Problem details:
A word-for-word copy of the records that follow is needed, with every picture omitted.

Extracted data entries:
[Start of section]

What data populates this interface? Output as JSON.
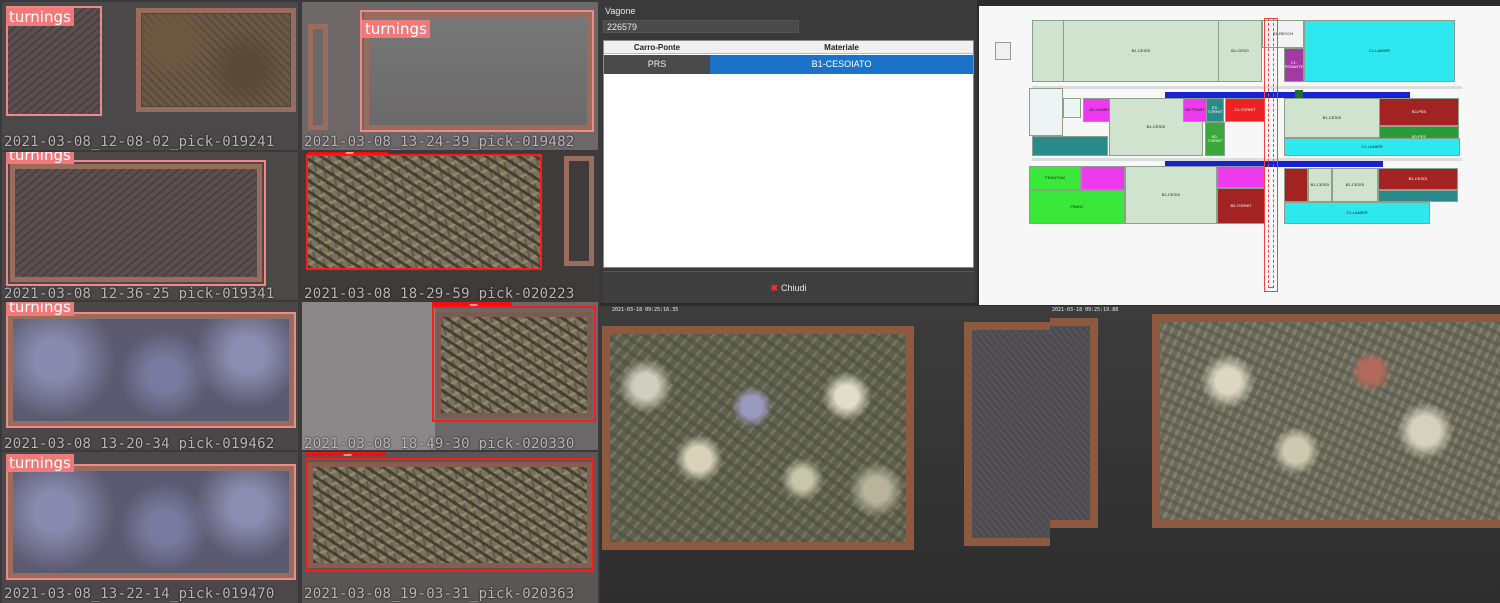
{
  "detections": {
    "cells": [
      {
        "id": "r1c1",
        "label": "turnings",
        "caption": "2021-03-08_12-08-02_pick-019241"
      },
      {
        "id": "r1c2",
        "label": "turnings",
        "caption": "2021-03-08_13-24-39_pick-019482"
      },
      {
        "id": "r2c1",
        "label": "turnings",
        "caption": "2021-03-08_12-36-25_pick-019341"
      },
      {
        "id": "r2c2",
        "label": "train_rails",
        "caption": "2021-03-08_18-29-59_pick-020223"
      },
      {
        "id": "r3c1",
        "label": "turnings",
        "caption": "2021-03-08_13-20-34_pick-019462"
      },
      {
        "id": "r3c2",
        "label": "train_rails",
        "caption": "2021-03-08_18-49-30_pick-020330"
      },
      {
        "id": "r4c1",
        "label": "turnings",
        "caption": "2021-03-08_13-22-14_pick-019470"
      },
      {
        "id": "r4c2",
        "label": "train_rails",
        "caption": "2021-03-08_19-03-31_pick-020363"
      }
    ],
    "colors": {
      "turnings": "#f07a7a",
      "train_rails": "#ee1111"
    }
  },
  "dialog": {
    "field_label": "Vagone",
    "field_value": "226579",
    "columns": [
      "Carro-Ponte",
      "Materiale"
    ],
    "rows": [
      {
        "carro_ponte": "PRS",
        "materiale": "B1-CESOIATO"
      }
    ],
    "close_label": "Chiudi",
    "accent": "#1a73c8"
  },
  "map": {
    "blocks": {
      "b1_cesoi_a": "B1-CESOI",
      "b1_ceso_a": "B1-CESO",
      "b1_recch": "B1-RECCH",
      "c1_lamier": "C1-LAMIER",
      "c1_pesante": "C1-PESANTE",
      "b1_cesoi_b": "B1-CESOI",
      "c1_tornit": "C1-TORNIT",
      "b1_lamier": "B1-LAMIER",
      "b3_frant": "B3-FRANT",
      "e3_tornit": "E3-TORNIT",
      "b1_cesoi_c": "B1-CESOI",
      "b2_tornit": "B2-TORNIT",
      "c1_lamier_b": "C1-LAMIER",
      "b3_pes": "B3-PES",
      "b1_cesoi_d": "B1-CESOI",
      "b3_pes_b": "B3-PES",
      "b1_cesoi_e": "B1-CESOI",
      "b1_cesoi_f": "B1-CESOI",
      "b1_cesoi_g": "B1-CESOI",
      "b3_tornit": "B3-TORNIT",
      "frantum": "FRANTUM",
      "frant_b": "FRANT",
      "c1_lamier_c": "C1-LAMIER"
    }
  },
  "cameras": {
    "timestamps": [
      "2021-03-18 09:25:16.35",
      "2021-03-18 09:25:19.88"
    ]
  }
}
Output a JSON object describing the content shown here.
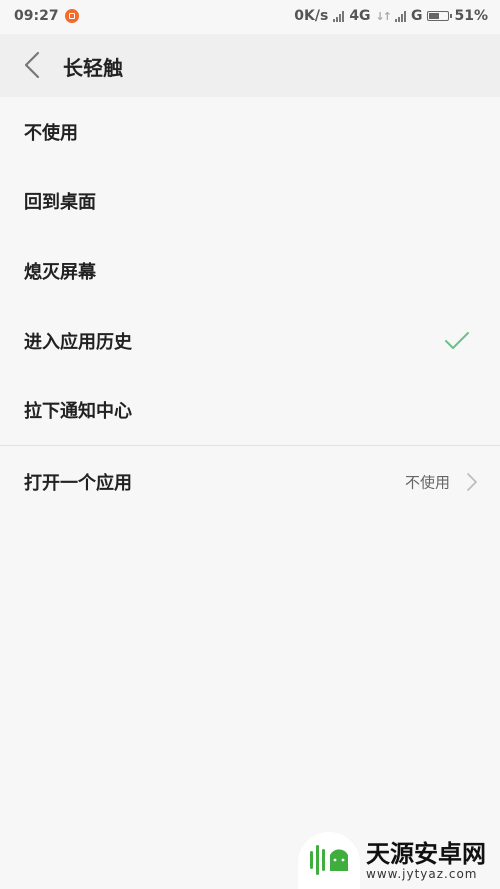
{
  "status_bar": {
    "time": "09:27",
    "net_speed": "0K/s",
    "network_1": "4G",
    "network_2": "G",
    "battery": "51%"
  },
  "header": {
    "title": "长轻触"
  },
  "options": [
    {
      "label": "不使用",
      "selected": false
    },
    {
      "label": "回到桌面",
      "selected": false
    },
    {
      "label": "熄灭屏幕",
      "selected": false
    },
    {
      "label": "进入应用历史",
      "selected": true
    },
    {
      "label": "拉下通知中心",
      "selected": false
    }
  ],
  "open_app": {
    "label": "打开一个应用",
    "value": "不使用"
  },
  "watermark": {
    "name": "天源安卓网",
    "url": "www.jytyaz.com"
  },
  "colors": {
    "check": "#6cc08b",
    "watermark_green": "#3fae3f"
  }
}
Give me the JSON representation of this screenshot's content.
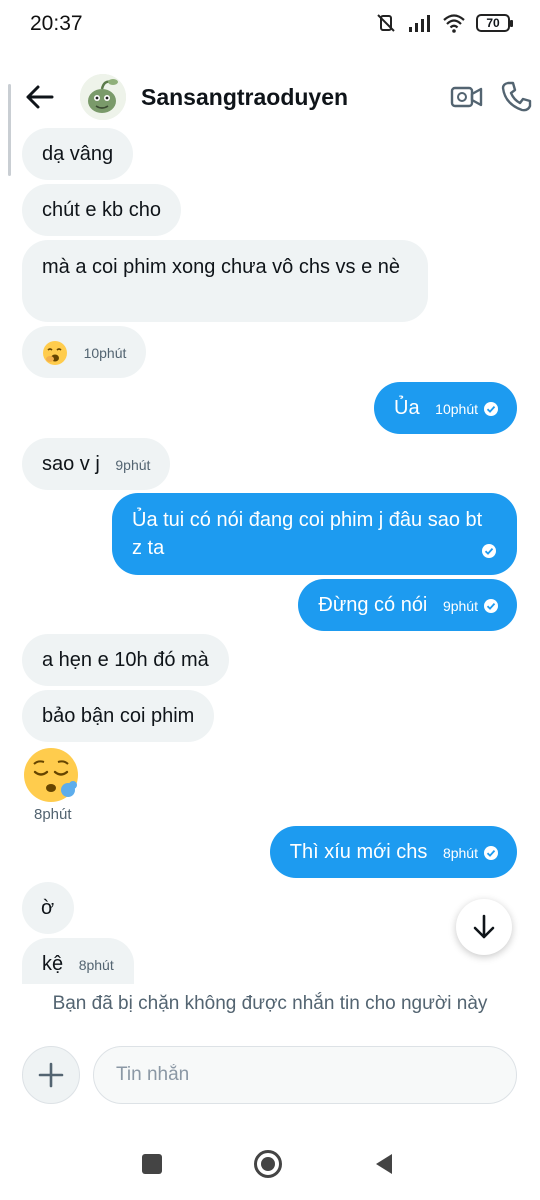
{
  "status_bar": {
    "time": "20:37",
    "battery": "70",
    "icons": [
      "mute-icon",
      "signal-icon",
      "wifi-icon",
      "battery-icon"
    ]
  },
  "header": {
    "contact_name": "Sansangtraoduyen",
    "icons": [
      "back-arrow-icon",
      "video-call-icon",
      "phone-icon"
    ]
  },
  "messages": [
    {
      "side": "in",
      "text": "dạ vâng",
      "time": ""
    },
    {
      "side": "in",
      "text": "chút e kb cho",
      "time": ""
    },
    {
      "side": "in",
      "text": "mà a coi phim xong chưa vô chs vs e nè",
      "time": ""
    },
    {
      "side": "in",
      "emoji": "yawning-face",
      "time": "10phút"
    },
    {
      "side": "out",
      "text": "Ủa",
      "time": "10phút",
      "seen": true
    },
    {
      "side": "in",
      "text": "sao v j",
      "time": "9phút"
    },
    {
      "side": "out",
      "text": "Ủa tui có nói đang coi phim j đâu sao bt z ta",
      "time": "",
      "seen": true
    },
    {
      "side": "out",
      "text": "Đừng có nói",
      "time": "9phút",
      "seen": true
    },
    {
      "side": "in",
      "text": "a hẹn e 10h đó mà",
      "time": ""
    },
    {
      "side": "in",
      "text": "bảo bận coi phim",
      "time": ""
    },
    {
      "side": "in",
      "emoji": "sleepy-face",
      "time": "8phút"
    },
    {
      "side": "out",
      "text": "Thì xíu mới chs",
      "time": "8phút",
      "seen": true
    },
    {
      "side": "in",
      "text": "ờ",
      "time": ""
    },
    {
      "side": "in",
      "text": "kệ",
      "time": "8phút"
    }
  ],
  "blocked_notice": "Bạn đã bị chặn không được nhắn tin cho người này",
  "composer": {
    "placeholder": "Tin nhắn",
    "value": ""
  },
  "colors": {
    "outgoing_bubble": "#1d9bf0",
    "incoming_bubble": "#eff3f4",
    "muted_text": "#536471"
  }
}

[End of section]

Solved problem:
What data populates this interface? Output as JSON.
{
  "detections": {
    "cells": [
      {
        "id": "r1c1",
        "label": "turnings",
        "caption": "2021-03-08_12-08-02_pick-019241"
      },
      {
        "id": "r1c2",
        "label": "turnings",
        "caption": "2021-03-08_13-24-39_pick-019482"
      },
      {
        "id": "r2c1",
        "label": "turnings",
        "caption": "2021-03-08_12-36-25_pick-019341"
      },
      {
        "id": "r2c2",
        "label": "train_rails",
        "caption": "2021-03-08_18-29-59_pick-020223"
      },
      {
        "id": "r3c1",
        "label": "turnings",
        "caption": "2021-03-08_13-20-34_pick-019462"
      },
      {
        "id": "r3c2",
        "label": "train_rails",
        "caption": "2021-03-08_18-49-30_pick-020330"
      },
      {
        "id": "r4c1",
        "label": "turnings",
        "caption": "2021-03-08_13-22-14_pick-019470"
      },
      {
        "id": "r4c2",
        "label": "train_rails",
        "caption": "2021-03-08_19-03-31_pick-020363"
      }
    ],
    "colors": {
      "turnings": "#f07a7a",
      "train_rails": "#ee1111"
    }
  },
  "dialog": {
    "field_label": "Vagone",
    "field_value": "226579",
    "columns": [
      "Carro-Ponte",
      "Materiale"
    ],
    "rows": [
      {
        "carro_ponte": "PRS",
        "materiale": "B1-CESOIATO"
      }
    ],
    "close_label": "Chiudi",
    "accent": "#1a73c8"
  },
  "map": {
    "blocks": {
      "b1_cesoi_a": "B1-CESOI",
      "b1_ceso_a": "B1-CESO",
      "b1_recch": "B1-RECCH",
      "c1_lamier": "C1-LAMIER",
      "c1_pesante": "C1-PESANTE",
      "b1_cesoi_b": "B1-CESOI",
      "c1_tornit": "C1-TORNIT",
      "b1_lamier": "B1-LAMIER",
      "b3_frant": "B3-FRANT",
      "e3_tornit": "E3-TORNIT",
      "b1_cesoi_c": "B1-CESOI",
      "b2_tornit": "B2-TORNIT",
      "c1_lamier_b": "C1-LAMIER",
      "b3_pes": "B3-PES",
      "b1_cesoi_d": "B1-CESOI",
      "b3_pes_b": "B3-PES",
      "b1_cesoi_e": "B1-CESOI",
      "b1_cesoi_f": "B1-CESOI",
      "b1_cesoi_g": "B1-CESOI",
      "b3_tornit": "B3-TORNIT",
      "frantum": "FRANTUM",
      "frant_b": "FRANT",
      "c1_lamier_c": "C1-LAMIER"
    }
  },
  "cameras": {
    "timestamps": [
      "2021-03-18 09:25:16.35",
      "2021-03-18 09:25:19.88"
    ]
  }
}
Output a JSON object describing the content shown here.
{
  "status_bar": {
    "time": "09:27",
    "net_speed": "0K/s",
    "network_1": "4G",
    "network_2": "G",
    "battery": "51%"
  },
  "header": {
    "title": "长轻触"
  },
  "options": [
    {
      "label": "不使用",
      "selected": false
    },
    {
      "label": "回到桌面",
      "selected": false
    },
    {
      "label": "熄灭屏幕",
      "selected": false
    },
    {
      "label": "进入应用历史",
      "selected": true
    },
    {
      "label": "拉下通知中心",
      "selected": false
    }
  ],
  "open_app": {
    "label": "打开一个应用",
    "value": "不使用"
  },
  "watermark": {
    "name": "天源安卓网",
    "url": "www.jytyaz.com"
  },
  "colors": {
    "check": "#6cc08b",
    "watermark_green": "#3fae3f"
  }
}
Give me the JSON representation of this screenshot's content.
{
  "status_bar": {
    "time": "20:37",
    "battery": "70",
    "icons": [
      "mute-icon",
      "signal-icon",
      "wifi-icon",
      "battery-icon"
    ]
  },
  "header": {
    "contact_name": "Sansangtraoduyen",
    "icons": [
      "back-arrow-icon",
      "video-call-icon",
      "phone-icon"
    ]
  },
  "messages": [
    {
      "side": "in",
      "text": "dạ vâng",
      "time": ""
    },
    {
      "side": "in",
      "text": "chút e kb cho",
      "time": ""
    },
    {
      "side": "in",
      "text": "mà a coi phim xong chưa vô chs vs e nè",
      "time": ""
    },
    {
      "side": "in",
      "emoji": "yawning-face",
      "time": "10phút"
    },
    {
      "side": "out",
      "text": "Ủa",
      "time": "10phút",
      "seen": true
    },
    {
      "side": "in",
      "text": "sao v j",
      "time": "9phút"
    },
    {
      "side": "out",
      "text": "Ủa tui có nói đang coi phim j đâu sao bt z ta",
      "time": "",
      "seen": true
    },
    {
      "side": "out",
      "text": "Đừng có nói",
      "time": "9phút",
      "seen": true
    },
    {
      "side": "in",
      "text": "a hẹn e 10h đó mà",
      "time": ""
    },
    {
      "side": "in",
      "text": "bảo bận coi phim",
      "time": ""
    },
    {
      "side": "in",
      "emoji": "sleepy-face",
      "time": "8phút"
    },
    {
      "side": "out",
      "text": "Thì xíu mới chs",
      "time": "8phút",
      "seen": true
    },
    {
      "side": "in",
      "text": "ờ",
      "time": ""
    },
    {
      "side": "in",
      "text": "kệ",
      "time": "8phút"
    }
  ],
  "blocked_notice": "Bạn đã bị chặn không được nhắn tin cho người này",
  "composer": {
    "placeholder": "Tin nhắn",
    "value": ""
  },
  "colors": {
    "outgoing_bubble": "#1d9bf0",
    "incoming_bubble": "#eff3f4",
    "muted_text": "#536471"
  }
}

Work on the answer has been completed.